Turner’s watercolours are his most radical works of all. Pale blues and searing pinks touch tiny worlds of feeling into existence. Turner was the first painter who used paint to create a sheer optical rush. When the Tower of London caught fire he captured that as a pure visual thrill in a sequence of watercolours that are barely representational at all.
In 1839, when the painter Paul Delaroche saw the first daguerreotypes (a photograph taken by an early photographic process employing an iodine-sensitized silvered plate and mercury vapour), he said: “From today, painting is dead”. He could not have been more wrong, as Turner’s final works demonstrate. Photography means “writing with light”, but light isn’t necessarily literate, and it doesn’t pencil in outlines or confirm the solidity and separateness of forms. Turner, more perceptively, scribbles, scrawls, doodles and free-associates with light. In his watercolours, composed with “wet-in-wet washes”, a liquid squiggle can suggest a fishing boat, a rapid brush-stroke is able to conjure up a mountain, and a splash of white looks spectral, literally appalling: is the colourless horseman galloping on a stormy beach a glimpse of death, the pale rider?
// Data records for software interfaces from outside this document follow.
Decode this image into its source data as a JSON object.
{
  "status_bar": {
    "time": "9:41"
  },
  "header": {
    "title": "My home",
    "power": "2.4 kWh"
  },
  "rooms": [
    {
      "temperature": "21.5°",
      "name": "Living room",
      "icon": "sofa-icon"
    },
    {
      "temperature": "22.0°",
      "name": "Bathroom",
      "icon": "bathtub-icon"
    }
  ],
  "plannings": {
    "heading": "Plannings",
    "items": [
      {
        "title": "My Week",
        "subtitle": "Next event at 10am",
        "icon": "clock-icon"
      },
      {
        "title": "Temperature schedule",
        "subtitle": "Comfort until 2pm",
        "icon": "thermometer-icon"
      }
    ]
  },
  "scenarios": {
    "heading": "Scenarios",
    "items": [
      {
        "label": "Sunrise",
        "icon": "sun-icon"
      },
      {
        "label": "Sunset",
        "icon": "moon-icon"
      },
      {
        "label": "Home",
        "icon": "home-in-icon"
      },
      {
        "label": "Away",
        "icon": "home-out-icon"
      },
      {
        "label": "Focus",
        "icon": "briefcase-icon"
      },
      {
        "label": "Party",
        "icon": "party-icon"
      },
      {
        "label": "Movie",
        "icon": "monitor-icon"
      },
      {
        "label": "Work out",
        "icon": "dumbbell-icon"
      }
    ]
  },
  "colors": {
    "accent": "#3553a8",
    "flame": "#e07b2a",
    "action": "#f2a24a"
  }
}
Perhaps nothing demonstrates Turner’s virtuosity as a painter better than the stories of his performances on “Varnishing Days”. The Royal Academy and the British Institution would set aside a short period of time for artists to put the final touches on their work before an exhibition opened to the public. Turner reveled in the competitive jostling and repartee that occurred on these occasions. In his later years, he would frequently submit canvases with only the roughest indications of colour and form, speedily bringing them to completion on site. Eyewitnesses record that Turner painted most of ‘The Hero of a Hundred Flights’ and “Burning of the Houses of Lords and Commons’ on their respective varnishing days. Turner dabbed highlights on his paintings and, to the stupefaction of his colleagues, seemed to animate them by doing so, startling them into life at the very moment when he should have left them fixed and finished.
In late 19th and early 20th century France, the paintings of Turner hovered in the imaginations of artists from Monet to Matisse, who learned from them how colour could be expressive, atmospheric, even abstract. The old cliché that Turner anticipated the Impressionists fades away in this exhibition. Not because it’s untrue, but simply because it is so inadequate to his true influence. If you can see Monet’s ‘Impression: Sunrise’ foreshadowed in his watercolours you can also see how Salvador Dalí and Max Ernst echo Turner’s more surreal moments – his trees that float in the sky like glowing jellyfish or his encrustations of edible-seeming paint.
Art is the exploration of light as it plays on or even sets fire to structure, and of colour as it prismatically opens up the radiance of nature; at its most sublime, it is the art in which sight is intensified and ignited so that it becomes a kind of supernatural vision. Emerging from Turner’s heliocentric cathedral, you have re-accustom your dazzled eyes to the monochrome mock-up we call reality.
The DVD of Mr Turner has been released in Australia today.